Water quality

Water quality

Eden Tannner

Since the second world war, rapid population growth, urbanisation and demand for cheaper food have damaged natural river systems, causing many problems, such as loss of biodiversity, water pollution and increased flood risk.  These impact on all of us, whether directly, through flood damage to property and infrastructure, or indirectly through escalating costs of drinking water, sewerage services or property insurance.

The complexities of the water cycle mean collaborative working is essential for improvement and is why we work in partnership with local councils, government agencies, water companies, environmental NGOs, community groups, landowners and farmers.

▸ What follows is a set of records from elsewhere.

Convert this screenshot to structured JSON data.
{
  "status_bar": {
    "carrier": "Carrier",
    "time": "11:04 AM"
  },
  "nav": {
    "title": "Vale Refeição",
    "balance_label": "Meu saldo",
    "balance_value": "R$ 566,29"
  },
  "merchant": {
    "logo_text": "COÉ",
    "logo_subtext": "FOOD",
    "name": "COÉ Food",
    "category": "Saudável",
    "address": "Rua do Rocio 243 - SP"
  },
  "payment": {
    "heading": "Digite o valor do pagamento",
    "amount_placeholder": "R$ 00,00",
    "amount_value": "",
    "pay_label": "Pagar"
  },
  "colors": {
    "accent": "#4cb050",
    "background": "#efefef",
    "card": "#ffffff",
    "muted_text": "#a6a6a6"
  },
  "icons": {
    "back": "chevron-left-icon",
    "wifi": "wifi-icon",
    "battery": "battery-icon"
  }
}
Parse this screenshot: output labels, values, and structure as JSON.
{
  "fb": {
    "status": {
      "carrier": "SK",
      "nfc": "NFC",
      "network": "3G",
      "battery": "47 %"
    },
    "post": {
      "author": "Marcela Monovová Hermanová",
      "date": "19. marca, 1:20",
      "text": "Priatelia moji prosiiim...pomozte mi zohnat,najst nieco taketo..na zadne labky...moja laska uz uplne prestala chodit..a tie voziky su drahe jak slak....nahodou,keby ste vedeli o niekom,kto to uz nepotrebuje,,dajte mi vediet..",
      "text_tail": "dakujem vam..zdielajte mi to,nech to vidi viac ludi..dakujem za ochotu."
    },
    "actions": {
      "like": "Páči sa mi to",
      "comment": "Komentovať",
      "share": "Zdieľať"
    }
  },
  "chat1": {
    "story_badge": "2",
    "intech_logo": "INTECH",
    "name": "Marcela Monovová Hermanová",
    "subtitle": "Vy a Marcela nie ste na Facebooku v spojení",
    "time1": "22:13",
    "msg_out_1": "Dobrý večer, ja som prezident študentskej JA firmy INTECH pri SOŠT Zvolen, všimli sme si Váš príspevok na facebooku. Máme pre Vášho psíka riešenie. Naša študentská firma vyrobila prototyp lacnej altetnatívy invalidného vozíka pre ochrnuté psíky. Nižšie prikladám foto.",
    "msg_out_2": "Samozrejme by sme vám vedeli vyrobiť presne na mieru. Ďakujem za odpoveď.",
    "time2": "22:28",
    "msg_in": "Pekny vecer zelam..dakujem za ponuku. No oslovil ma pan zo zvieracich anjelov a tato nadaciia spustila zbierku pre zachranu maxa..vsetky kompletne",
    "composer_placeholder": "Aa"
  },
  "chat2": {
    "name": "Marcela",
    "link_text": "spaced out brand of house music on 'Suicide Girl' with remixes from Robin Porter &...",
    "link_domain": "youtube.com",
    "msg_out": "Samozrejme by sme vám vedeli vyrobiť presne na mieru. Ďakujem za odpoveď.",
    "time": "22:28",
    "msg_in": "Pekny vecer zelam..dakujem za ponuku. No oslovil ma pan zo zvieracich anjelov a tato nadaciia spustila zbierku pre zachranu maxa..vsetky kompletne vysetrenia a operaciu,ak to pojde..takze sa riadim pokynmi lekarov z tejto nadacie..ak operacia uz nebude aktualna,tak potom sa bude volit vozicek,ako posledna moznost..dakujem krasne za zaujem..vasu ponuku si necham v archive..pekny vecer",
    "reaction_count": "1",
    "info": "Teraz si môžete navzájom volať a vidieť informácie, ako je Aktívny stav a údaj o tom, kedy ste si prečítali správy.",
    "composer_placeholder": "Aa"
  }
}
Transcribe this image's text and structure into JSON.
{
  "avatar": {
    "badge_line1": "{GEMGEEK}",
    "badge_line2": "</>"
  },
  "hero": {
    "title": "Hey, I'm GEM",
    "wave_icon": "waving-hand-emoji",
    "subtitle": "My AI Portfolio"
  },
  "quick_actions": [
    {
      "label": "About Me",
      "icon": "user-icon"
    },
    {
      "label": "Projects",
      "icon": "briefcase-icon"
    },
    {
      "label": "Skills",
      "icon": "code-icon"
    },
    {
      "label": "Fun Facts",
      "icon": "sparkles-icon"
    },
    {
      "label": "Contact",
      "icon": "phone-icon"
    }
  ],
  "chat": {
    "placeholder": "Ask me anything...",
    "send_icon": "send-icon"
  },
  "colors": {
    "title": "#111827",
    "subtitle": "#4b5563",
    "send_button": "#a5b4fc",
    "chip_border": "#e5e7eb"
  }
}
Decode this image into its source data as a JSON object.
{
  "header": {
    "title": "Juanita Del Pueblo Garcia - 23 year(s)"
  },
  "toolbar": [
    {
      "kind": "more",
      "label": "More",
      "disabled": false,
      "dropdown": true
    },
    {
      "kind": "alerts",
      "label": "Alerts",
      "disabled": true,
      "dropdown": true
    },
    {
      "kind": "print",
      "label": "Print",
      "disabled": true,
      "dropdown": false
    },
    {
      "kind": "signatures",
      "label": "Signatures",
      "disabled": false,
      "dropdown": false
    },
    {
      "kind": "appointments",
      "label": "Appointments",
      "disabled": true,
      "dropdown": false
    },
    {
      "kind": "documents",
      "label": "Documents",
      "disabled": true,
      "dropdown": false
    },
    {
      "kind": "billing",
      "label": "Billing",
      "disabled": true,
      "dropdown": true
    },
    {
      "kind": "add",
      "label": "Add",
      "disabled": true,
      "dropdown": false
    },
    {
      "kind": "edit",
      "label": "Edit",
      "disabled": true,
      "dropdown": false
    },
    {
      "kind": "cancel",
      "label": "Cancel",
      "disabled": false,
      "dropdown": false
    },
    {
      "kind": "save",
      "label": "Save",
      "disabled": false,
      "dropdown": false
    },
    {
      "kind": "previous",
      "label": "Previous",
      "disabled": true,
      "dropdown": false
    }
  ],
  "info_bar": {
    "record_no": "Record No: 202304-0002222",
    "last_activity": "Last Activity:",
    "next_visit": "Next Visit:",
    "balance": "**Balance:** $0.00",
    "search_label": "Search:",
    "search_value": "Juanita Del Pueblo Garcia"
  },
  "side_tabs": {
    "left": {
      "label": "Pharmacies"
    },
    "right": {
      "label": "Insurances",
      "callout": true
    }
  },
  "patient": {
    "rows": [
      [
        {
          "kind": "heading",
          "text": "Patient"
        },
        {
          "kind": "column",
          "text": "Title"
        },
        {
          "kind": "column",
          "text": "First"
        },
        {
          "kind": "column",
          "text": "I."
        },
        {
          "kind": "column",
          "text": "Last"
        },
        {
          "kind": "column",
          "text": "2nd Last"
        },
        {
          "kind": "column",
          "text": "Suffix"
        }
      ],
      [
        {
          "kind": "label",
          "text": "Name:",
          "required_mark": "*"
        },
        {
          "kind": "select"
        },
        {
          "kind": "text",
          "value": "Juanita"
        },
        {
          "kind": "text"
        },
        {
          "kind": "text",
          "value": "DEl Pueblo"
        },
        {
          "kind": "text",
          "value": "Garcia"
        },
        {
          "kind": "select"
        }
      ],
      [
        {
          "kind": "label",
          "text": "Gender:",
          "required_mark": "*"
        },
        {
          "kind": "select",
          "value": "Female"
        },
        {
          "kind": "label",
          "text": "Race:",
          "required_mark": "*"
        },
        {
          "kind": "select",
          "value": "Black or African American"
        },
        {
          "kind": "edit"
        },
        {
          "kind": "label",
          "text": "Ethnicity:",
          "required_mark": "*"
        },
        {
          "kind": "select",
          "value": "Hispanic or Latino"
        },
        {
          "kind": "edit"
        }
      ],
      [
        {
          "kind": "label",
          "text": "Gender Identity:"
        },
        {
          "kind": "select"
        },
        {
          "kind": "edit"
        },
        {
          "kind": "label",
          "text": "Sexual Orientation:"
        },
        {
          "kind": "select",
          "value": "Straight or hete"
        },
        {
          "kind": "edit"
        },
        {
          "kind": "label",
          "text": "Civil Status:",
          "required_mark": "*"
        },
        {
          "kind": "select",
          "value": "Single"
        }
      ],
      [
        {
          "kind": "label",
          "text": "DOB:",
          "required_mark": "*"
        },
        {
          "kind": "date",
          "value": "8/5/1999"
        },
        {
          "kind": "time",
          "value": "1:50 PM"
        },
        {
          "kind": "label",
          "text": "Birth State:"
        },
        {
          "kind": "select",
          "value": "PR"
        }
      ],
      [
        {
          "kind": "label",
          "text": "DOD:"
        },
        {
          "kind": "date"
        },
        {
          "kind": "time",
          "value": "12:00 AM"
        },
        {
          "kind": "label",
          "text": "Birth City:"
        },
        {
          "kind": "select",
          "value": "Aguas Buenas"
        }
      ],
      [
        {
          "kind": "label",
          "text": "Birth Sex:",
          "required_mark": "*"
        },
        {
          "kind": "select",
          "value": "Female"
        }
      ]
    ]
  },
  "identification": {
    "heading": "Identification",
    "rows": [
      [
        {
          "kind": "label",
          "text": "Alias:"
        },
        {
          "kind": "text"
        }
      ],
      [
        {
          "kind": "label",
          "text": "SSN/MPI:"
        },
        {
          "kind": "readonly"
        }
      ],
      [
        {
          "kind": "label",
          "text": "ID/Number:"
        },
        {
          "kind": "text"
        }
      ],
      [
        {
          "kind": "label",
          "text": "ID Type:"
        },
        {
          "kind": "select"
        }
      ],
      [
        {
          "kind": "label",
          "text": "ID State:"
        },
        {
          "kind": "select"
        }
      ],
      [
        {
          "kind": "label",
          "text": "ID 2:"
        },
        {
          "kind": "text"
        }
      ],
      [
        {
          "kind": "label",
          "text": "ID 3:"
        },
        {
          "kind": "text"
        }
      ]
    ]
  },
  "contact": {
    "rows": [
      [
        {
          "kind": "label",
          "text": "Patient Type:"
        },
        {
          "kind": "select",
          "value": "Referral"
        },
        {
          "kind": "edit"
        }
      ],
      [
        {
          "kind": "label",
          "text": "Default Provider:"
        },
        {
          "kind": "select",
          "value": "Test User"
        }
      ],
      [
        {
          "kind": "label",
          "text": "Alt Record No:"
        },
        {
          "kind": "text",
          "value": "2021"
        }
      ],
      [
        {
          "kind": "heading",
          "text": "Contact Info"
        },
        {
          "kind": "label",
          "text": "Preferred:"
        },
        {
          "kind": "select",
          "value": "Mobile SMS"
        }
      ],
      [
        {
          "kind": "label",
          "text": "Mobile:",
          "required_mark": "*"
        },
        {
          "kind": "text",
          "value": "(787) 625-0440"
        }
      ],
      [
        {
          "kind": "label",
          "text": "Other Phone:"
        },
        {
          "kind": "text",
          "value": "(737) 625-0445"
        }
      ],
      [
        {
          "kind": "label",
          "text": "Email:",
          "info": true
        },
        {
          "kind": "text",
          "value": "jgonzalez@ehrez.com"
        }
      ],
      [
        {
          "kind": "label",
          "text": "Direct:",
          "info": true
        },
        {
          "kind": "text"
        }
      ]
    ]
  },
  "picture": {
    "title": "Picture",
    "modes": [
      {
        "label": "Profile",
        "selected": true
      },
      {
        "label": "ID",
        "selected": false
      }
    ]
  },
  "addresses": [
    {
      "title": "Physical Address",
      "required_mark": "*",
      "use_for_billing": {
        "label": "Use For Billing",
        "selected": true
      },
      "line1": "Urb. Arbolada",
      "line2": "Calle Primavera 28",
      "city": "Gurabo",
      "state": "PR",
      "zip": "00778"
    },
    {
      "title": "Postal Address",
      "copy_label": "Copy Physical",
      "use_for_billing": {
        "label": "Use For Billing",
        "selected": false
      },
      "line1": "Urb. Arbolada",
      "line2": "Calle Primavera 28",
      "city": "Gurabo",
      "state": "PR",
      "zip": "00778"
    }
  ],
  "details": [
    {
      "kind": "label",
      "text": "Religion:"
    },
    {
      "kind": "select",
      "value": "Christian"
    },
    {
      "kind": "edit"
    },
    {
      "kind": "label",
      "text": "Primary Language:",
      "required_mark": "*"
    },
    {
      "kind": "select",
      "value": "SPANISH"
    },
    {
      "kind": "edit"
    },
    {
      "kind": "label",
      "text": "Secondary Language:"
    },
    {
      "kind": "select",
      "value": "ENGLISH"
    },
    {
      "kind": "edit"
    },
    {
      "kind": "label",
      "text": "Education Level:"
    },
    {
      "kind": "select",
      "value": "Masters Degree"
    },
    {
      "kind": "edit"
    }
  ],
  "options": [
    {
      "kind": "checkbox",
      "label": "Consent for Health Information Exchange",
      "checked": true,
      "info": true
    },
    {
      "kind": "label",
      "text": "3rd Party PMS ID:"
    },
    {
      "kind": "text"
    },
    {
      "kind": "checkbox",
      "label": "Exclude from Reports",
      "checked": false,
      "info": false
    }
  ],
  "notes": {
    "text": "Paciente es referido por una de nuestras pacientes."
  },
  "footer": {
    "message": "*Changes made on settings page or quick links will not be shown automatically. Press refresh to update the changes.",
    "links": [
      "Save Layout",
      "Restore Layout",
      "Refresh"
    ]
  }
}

Unsustainable farming practices, development, pollution, urbanisation and abstraction are all factors that have contributed to over 10% of our freshwater and wetland species facing extinction in the UK. Thousands of species including well-loved animals such as kingfishers, otters, dippers, water voles and salmon rely on healthy rivers and wetland habitats.

We provide advice on water friendly farming practices that avoids damaging our river and streams. Poorly maintained farm tracks and gateways create a pollution pathway for chemicals, fertilisers and excess sediment to runoff into nearby rivers and streams. We advise farmers and landowners to fence off watercourses to prevent cattle from poaching ground that can lead to erosion, increased siltation and over-wide channels.

Imogen Robertson

Imogen Robertson